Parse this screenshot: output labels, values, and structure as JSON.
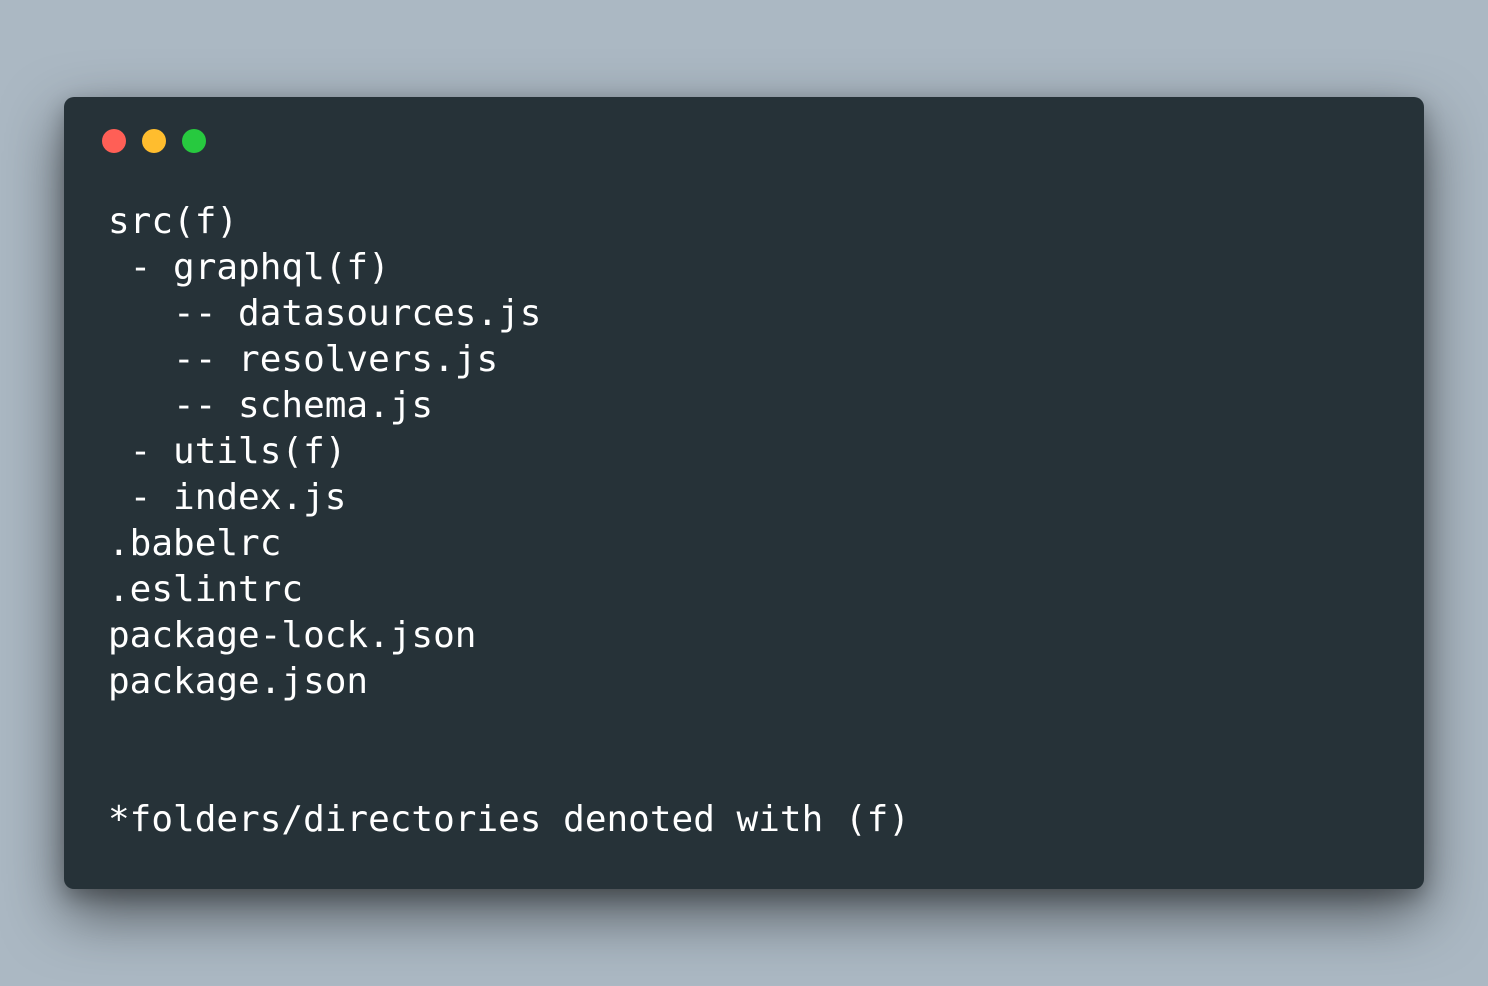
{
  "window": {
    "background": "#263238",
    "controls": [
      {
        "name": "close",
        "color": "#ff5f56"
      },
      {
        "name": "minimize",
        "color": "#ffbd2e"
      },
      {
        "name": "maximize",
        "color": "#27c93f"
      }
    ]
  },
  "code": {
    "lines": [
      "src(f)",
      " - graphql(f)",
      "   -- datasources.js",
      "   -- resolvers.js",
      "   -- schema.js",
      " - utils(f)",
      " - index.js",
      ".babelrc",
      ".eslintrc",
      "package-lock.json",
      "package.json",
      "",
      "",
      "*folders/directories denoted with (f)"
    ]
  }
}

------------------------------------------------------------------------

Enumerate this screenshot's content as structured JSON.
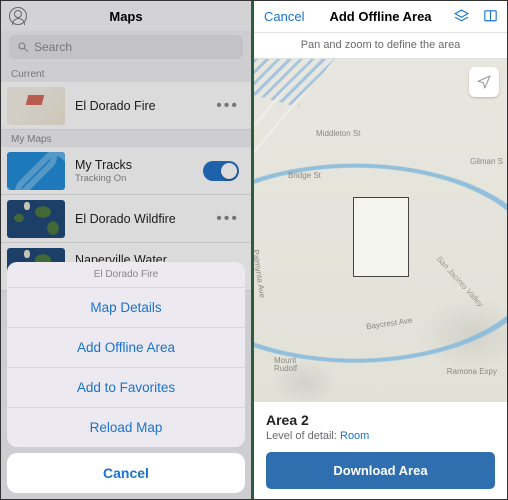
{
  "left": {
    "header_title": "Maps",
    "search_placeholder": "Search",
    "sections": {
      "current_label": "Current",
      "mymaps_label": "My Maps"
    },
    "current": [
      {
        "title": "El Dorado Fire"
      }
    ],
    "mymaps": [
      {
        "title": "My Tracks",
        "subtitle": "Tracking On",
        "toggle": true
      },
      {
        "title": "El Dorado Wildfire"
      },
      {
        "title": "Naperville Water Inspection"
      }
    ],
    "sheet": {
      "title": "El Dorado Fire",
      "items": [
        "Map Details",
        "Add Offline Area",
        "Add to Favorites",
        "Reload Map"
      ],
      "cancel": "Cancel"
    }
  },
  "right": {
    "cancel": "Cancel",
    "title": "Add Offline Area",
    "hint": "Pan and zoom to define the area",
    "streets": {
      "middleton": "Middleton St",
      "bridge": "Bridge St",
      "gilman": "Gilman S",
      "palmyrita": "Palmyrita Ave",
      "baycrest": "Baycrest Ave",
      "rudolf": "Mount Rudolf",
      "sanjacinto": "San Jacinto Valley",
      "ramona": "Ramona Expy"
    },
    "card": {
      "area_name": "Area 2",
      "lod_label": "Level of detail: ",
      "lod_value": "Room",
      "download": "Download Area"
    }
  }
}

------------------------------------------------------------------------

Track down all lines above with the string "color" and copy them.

        "color": "#ff5f56"
        "color": "#ffbd2e"
        "color": "#27c93f"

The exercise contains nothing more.